4.31 It is unclear how the Department of Defence or the Department of Foreign Affairs responded to information provided to them suggesting that influence was exerted on the ISG when preparing its March report. The silence from both departments indicates that there was no follow–up.

Just another footnote to the strange history of how the Global War on Terror mysteriously turned into the Global War to establish an Islamic Republic of Iraq.

star names

Alun (great name, pity about the U) is serialising Star names and their meanings, a learned tome from 1899. I started reading because my favourite cousin has the good luck, or whatever, to be named after Alpha Scorpii. On the other hand, if I hadn't found it I'd be missing out on vital knowledge like:

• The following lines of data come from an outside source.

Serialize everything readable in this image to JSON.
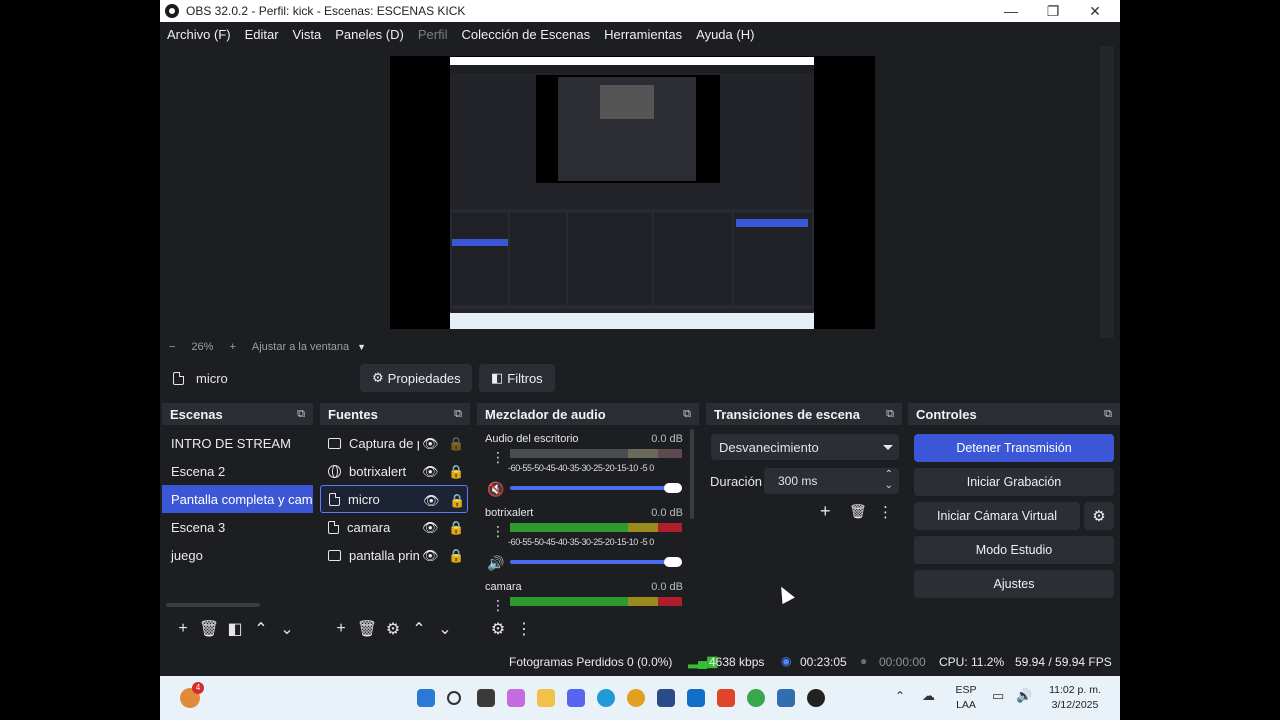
{
  "window": {
    "title": "OBS 32.0.2 - Perfil: kick - Escenas: ESCENAS KICK",
    "controls": {
      "minimize": "—",
      "maximize": "❐",
      "close": "✕"
    }
  },
  "menu": [
    {
      "label": "Archivo (F)",
      "enabled": true
    },
    {
      "label": "Editar",
      "enabled": true
    },
    {
      "label": "Vista",
      "enabled": true
    },
    {
      "label": "Paneles (D)",
      "enabled": true
    },
    {
      "label": "Perfil",
      "enabled": false
    },
    {
      "label": "Colección de Escenas",
      "enabled": true
    },
    {
      "label": "Herramientas",
      "enabled": true
    },
    {
      "label": "Ayuda (H)",
      "enabled": true
    }
  ],
  "zoom": {
    "minus": "−",
    "value": "26%",
    "plus": "+",
    "fit": "Ajustar a la ventana"
  },
  "source_bar": {
    "selected_source": "micro",
    "properties": "Propiedades",
    "filters": "Filtros"
  },
  "scenes": {
    "title": "Escenas",
    "items": [
      {
        "label": "INTRO DE STREAM",
        "selected": false
      },
      {
        "label": "Escena 2",
        "selected": false
      },
      {
        "label": "Pantalla completa y camara",
        "selected": true
      },
      {
        "label": "Escena 3",
        "selected": false
      },
      {
        "label": "juego",
        "selected": false
      }
    ]
  },
  "sources": {
    "title": "Fuentes",
    "items": [
      {
        "label": "Captura de pantalla",
        "icon": "monitor-icon",
        "selected": false
      },
      {
        "label": "botrixalert",
        "icon": "globe-icon",
        "selected": false
      },
      {
        "label": "micro",
        "icon": "file-icon",
        "selected": true
      },
      {
        "label": "camara",
        "icon": "file-icon",
        "selected": false
      },
      {
        "label": "pantalla principal",
        "icon": "monitor-icon",
        "selected": false
      }
    ]
  },
  "mixer": {
    "title": "Mezclador de audio",
    "scale": "-60-55-50-45-40-35-30-25-20-15-10 -5  0",
    "channels": [
      {
        "name": "Audio del escritorio",
        "db": "0.0 dB",
        "muted": true,
        "level": 1.0
      },
      {
        "name": "botrixalert",
        "db": "0.0 dB",
        "muted": false,
        "level": 1.0
      },
      {
        "name": "camara",
        "db": "0.0 dB",
        "muted": false,
        "level": 1.0
      }
    ]
  },
  "transitions": {
    "title": "Transiciones de escena",
    "selected": "Desvanecimiento",
    "duration_label": "Duración",
    "duration": "300 ms"
  },
  "controls": {
    "title": "Controles",
    "stop_stream": "Detener Transmisión",
    "start_recording": "Iniciar Grabación",
    "virtual_camera": "Iniciar Cámara Virtual",
    "studio_mode": "Modo Estudio",
    "settings": "Ajustes"
  },
  "status": {
    "dropped_frames": "Fotogramas Perdidos 0 (0.0%)",
    "bitrate": "4638 kbps",
    "stream_time": "00:23:05",
    "record_time": "00:00:00",
    "cpu": "CPU: 11.2%",
    "fps": "59.94 / 59.94 FPS"
  },
  "taskbar": {
    "notification_badge": "4",
    "language_top": "ESP",
    "language_bottom": "LAA",
    "time": "11:02 p. m.",
    "date": "3/12/2025"
  },
  "colors": {
    "accent": "#3b57d6",
    "panel": "#1d1e22",
    "dock_header": "#2b2d35",
    "meter_green": "#2e9a2e",
    "meter_yellow": "#9b8a1e",
    "meter_red": "#b01e2e"
  }
}
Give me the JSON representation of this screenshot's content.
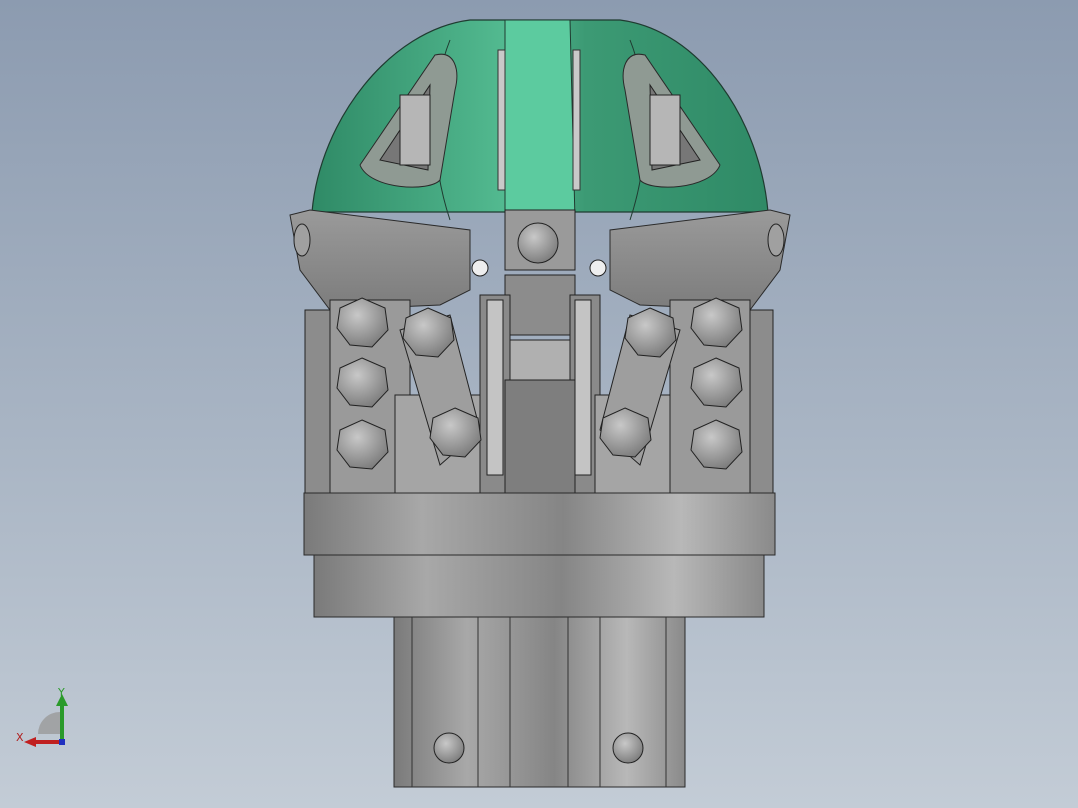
{
  "viewport": {
    "background_top": "#8c9bb0",
    "background_bottom": "#c3ccd6"
  },
  "model": {
    "description_colors": {
      "dome_green": "#3f9c78",
      "dome_light": "#5cc79d",
      "metal_gray": "#8e8e8e",
      "metal_light": "#b4b4b4",
      "outline": "#2a2a2a"
    }
  },
  "triad": {
    "y_label": "Y",
    "x_label": "X",
    "y_color": "#2a9a2a",
    "x_color": "#c02020"
  }
}
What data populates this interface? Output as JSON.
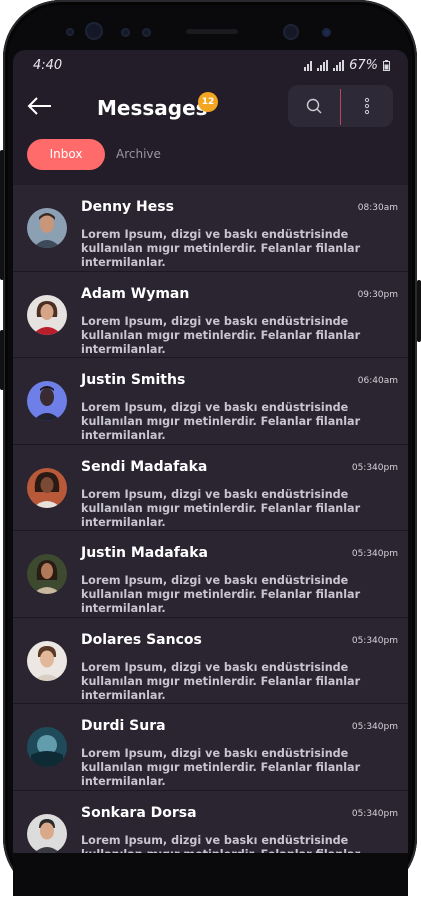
{
  "status_bar": {
    "time": "4:40",
    "battery": "67%"
  },
  "header": {
    "back_icon": "arrow-left-icon",
    "title": "Messages",
    "unread_count": "12",
    "search_icon": "search-icon",
    "more_icon": "more-vertical-icon"
  },
  "tabs": [
    {
      "label": "Inbox",
      "active": true
    },
    {
      "label": "Archive",
      "active": false
    }
  ],
  "messages": [
    {
      "name": "Denny Hess",
      "time": "08:30am",
      "text": "Lorem Ipsum, dizgi ve baskı endüstrisinde kullanılan mıgır metinlerdir. Felanlar filanlar intermilanlar."
    },
    {
      "name": "Adam Wyman",
      "time": "09:30pm",
      "text": "Lorem Ipsum, dizgi ve baskı endüstrisinde kullanılan mıgır metinlerdir. Felanlar filanlar intermilanlar."
    },
    {
      "name": "Justin Smiths",
      "time": "06:40am",
      "text": "Lorem Ipsum, dizgi ve baskı endüstrisinde kullanılan mıgır metinlerdir. Felanlar filanlar intermilanlar."
    },
    {
      "name": "Sendi Madafaka",
      "time": "05:340pm",
      "text": "Lorem Ipsum, dizgi ve baskı endüstrisinde kullanılan mıgır metinlerdir. Felanlar filanlar intermilanlar."
    },
    {
      "name": "Justin Madafaka",
      "time": "05:340pm",
      "text": "Lorem Ipsum, dizgi ve baskı endüstrisinde kullanılan mıgır metinlerdir. Felanlar filanlar intermilanlar."
    },
    {
      "name": "Dolares Sancos",
      "time": "05:340pm",
      "text": "Lorem Ipsum, dizgi ve baskı endüstrisinde kullanılan mıgır metinlerdir. Felanlar filanlar intermilanlar."
    },
    {
      "name": "Durdi Sura",
      "time": "05:340pm",
      "text": "Lorem Ipsum, dizgi ve baskı endüstrisinde kullanılan mıgır metinlerdir. Felanlar filanlar intermilanlar."
    },
    {
      "name": "Sonkara Dorsa",
      "time": "05:340pm",
      "text": "Lorem Ipsum, dizgi ve baskı endüstrisinde kullanılan mıgır metinlerdir. Felanlar filanlar intermilanlar."
    }
  ],
  "colors": {
    "screen_bg": "#221d29",
    "row_bg": "#2a2531",
    "accent": "#ff6b6b",
    "badge": "#f2a622"
  }
}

In the year 1252 Europe resumed its old position in astronomical work by the compilation of Los Libros del Saber de Astron0mia, the celebrated Alfonsine Tables, by Arabian or Moorish astronomers, at Toledo, under the patronage of the Infante, afterward King Alfonso X, El Sabio, the Wise, and the Astronomer, of Leon and Castile, who” abandoned the crown for the astrolabe and forgot the earth for the sky.”

These Tables and their Latin translations are strongly Arabicized, as plainly appears in our modem star-titles drawn from them; while the whole work is in the main only copied from Ptolemy with some necessary correc tions. But it probably fairly represents the science of the Middle Ages, and was in use until at least the 16th century; for Eden,[2] in 1555, quoted from Gemma Phrysius’ On the Maner of Fyndynge the Longitude: ” Then eyther by the Ephemerides or by the tables of Alphonsus . . .” Various editions have been printed: the first in 1483, two hundred years after Alfonso’s death; again, in 1492 and 1521, all at Venice and in Latin; in 1545 at Paris; in 1641 at Madrid; and, lastly, splendidly reproduced there in 1863 -1867, in the earliest accessible Spanish text, with illustrations, supposed copies of the original.

It was this Alfonso who has so often been condemned for his remark:

Had I been present at the Creation, I would have given some useful hints for the better ordering of the universe;

but as he was speaking of the absurd Ptolemaic system, it does not seem so irreverent now as it did before Copernicus’ day. Carlyle quoted it in his History of Friedrich II of Prussia,

that it seemed a crank machine; that it was pity the Creator had not taken advice!

and said that this, and this only, of his many wise sayings is still remembered by mankind.